[[ Record set open ]]
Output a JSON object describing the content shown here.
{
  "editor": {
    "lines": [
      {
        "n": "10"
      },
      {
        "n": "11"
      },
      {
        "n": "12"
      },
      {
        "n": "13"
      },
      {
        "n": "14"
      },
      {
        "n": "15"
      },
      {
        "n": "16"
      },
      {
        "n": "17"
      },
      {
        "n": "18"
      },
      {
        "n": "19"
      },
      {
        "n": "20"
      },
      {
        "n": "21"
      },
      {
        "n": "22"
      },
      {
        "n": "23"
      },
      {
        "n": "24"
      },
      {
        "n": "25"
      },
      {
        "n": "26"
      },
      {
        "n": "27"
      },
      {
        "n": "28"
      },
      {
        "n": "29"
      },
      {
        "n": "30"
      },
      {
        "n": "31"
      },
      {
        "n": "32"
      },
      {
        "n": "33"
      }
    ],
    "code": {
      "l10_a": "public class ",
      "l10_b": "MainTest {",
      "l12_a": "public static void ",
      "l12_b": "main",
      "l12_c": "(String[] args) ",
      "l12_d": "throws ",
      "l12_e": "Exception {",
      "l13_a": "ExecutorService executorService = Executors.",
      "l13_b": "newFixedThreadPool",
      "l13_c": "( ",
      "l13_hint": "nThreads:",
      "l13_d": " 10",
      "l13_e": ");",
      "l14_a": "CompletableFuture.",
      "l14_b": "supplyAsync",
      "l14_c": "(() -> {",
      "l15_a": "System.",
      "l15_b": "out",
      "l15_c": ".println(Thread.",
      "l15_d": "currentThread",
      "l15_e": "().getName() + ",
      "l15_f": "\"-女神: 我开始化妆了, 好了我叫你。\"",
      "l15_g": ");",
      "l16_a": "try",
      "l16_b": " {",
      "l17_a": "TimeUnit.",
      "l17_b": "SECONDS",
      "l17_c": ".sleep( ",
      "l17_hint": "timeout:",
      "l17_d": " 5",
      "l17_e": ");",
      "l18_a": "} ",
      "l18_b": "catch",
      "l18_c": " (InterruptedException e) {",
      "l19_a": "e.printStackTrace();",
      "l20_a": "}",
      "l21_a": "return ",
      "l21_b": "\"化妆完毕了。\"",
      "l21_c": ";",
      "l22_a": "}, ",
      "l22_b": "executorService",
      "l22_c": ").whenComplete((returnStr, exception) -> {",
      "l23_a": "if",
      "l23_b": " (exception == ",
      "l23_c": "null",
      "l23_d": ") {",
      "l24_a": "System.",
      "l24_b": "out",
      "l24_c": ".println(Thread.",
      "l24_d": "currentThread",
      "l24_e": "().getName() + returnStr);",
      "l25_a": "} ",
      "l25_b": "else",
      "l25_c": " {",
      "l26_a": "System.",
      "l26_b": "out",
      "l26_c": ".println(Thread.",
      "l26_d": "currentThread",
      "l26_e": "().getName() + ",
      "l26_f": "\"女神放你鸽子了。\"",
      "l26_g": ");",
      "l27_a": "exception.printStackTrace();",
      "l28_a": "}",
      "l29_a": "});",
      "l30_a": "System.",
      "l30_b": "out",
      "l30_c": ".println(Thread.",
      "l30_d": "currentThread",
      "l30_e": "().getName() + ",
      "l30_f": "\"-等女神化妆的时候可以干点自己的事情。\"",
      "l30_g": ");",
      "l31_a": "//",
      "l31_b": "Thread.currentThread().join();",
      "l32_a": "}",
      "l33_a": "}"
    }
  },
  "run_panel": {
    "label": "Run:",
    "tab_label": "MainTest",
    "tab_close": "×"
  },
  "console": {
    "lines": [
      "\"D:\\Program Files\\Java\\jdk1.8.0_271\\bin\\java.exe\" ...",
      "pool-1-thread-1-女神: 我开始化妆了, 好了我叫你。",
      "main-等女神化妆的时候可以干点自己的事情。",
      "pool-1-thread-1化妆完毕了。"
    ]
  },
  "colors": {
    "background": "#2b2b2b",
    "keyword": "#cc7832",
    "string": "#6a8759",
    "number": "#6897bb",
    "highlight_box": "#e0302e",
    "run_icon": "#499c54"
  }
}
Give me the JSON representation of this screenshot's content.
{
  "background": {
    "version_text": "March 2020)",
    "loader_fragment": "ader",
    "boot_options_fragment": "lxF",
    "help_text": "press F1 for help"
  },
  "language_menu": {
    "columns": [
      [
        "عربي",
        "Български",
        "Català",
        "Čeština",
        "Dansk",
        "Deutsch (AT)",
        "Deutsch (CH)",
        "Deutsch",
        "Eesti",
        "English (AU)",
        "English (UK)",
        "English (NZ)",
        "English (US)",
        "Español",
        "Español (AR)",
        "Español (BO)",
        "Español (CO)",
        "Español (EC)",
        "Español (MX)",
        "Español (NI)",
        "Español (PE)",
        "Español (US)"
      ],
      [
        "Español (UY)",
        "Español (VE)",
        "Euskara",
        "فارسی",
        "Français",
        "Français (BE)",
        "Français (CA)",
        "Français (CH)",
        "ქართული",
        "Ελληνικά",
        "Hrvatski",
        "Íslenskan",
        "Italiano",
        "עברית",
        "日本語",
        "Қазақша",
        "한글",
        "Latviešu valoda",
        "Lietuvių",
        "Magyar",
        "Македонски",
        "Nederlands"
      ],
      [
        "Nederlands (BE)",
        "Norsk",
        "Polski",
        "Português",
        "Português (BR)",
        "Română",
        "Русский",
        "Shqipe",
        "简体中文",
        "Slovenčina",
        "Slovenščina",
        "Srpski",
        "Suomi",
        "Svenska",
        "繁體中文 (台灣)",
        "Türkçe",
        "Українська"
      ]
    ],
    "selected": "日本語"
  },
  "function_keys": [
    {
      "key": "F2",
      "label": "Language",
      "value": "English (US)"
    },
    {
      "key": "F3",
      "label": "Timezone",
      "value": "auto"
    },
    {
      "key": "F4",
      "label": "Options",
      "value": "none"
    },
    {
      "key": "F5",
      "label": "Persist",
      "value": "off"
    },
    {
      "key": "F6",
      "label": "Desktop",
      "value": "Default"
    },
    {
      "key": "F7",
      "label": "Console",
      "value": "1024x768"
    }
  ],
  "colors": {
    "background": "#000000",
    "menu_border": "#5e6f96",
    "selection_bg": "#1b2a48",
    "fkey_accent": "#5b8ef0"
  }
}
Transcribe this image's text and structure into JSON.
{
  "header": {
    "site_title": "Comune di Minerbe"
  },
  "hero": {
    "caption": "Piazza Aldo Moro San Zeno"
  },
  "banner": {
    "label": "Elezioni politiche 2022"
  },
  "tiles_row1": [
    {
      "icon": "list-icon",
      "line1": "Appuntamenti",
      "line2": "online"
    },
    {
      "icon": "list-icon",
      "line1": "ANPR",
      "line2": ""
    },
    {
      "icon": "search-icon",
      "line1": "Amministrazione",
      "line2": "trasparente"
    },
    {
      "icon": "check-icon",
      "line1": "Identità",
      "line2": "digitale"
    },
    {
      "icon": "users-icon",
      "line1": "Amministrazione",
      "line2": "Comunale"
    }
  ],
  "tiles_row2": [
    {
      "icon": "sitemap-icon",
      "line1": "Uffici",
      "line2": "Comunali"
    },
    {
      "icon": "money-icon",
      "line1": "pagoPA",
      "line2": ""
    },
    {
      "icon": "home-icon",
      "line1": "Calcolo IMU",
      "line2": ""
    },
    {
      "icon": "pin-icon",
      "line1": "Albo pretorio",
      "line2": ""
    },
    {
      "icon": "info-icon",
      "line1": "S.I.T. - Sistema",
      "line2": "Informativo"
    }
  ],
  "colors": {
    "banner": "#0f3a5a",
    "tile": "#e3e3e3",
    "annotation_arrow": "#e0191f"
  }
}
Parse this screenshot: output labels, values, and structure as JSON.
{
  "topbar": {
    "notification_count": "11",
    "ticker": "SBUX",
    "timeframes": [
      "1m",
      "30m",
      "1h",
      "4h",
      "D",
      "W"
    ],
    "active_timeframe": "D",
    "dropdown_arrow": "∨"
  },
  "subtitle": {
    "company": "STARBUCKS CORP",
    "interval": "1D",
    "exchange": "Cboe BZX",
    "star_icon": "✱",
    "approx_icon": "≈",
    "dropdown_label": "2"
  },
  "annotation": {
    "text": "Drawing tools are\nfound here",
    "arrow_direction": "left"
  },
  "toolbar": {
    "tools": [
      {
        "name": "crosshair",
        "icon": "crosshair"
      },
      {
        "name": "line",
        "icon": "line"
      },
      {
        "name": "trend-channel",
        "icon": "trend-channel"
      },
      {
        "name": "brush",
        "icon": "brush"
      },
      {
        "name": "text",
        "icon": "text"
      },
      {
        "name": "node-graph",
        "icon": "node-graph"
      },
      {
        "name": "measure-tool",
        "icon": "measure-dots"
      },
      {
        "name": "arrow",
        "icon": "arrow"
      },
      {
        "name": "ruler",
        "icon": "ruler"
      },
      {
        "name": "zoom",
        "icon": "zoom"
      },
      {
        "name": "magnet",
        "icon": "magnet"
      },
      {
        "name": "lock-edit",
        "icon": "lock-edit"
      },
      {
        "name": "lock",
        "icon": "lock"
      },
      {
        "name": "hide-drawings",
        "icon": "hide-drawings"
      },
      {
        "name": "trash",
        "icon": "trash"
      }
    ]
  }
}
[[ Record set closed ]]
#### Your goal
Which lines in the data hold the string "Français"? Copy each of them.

#### Reply
        "Français",
        "Français (BE)",
        "Français (CA)",
        "Français (CH)",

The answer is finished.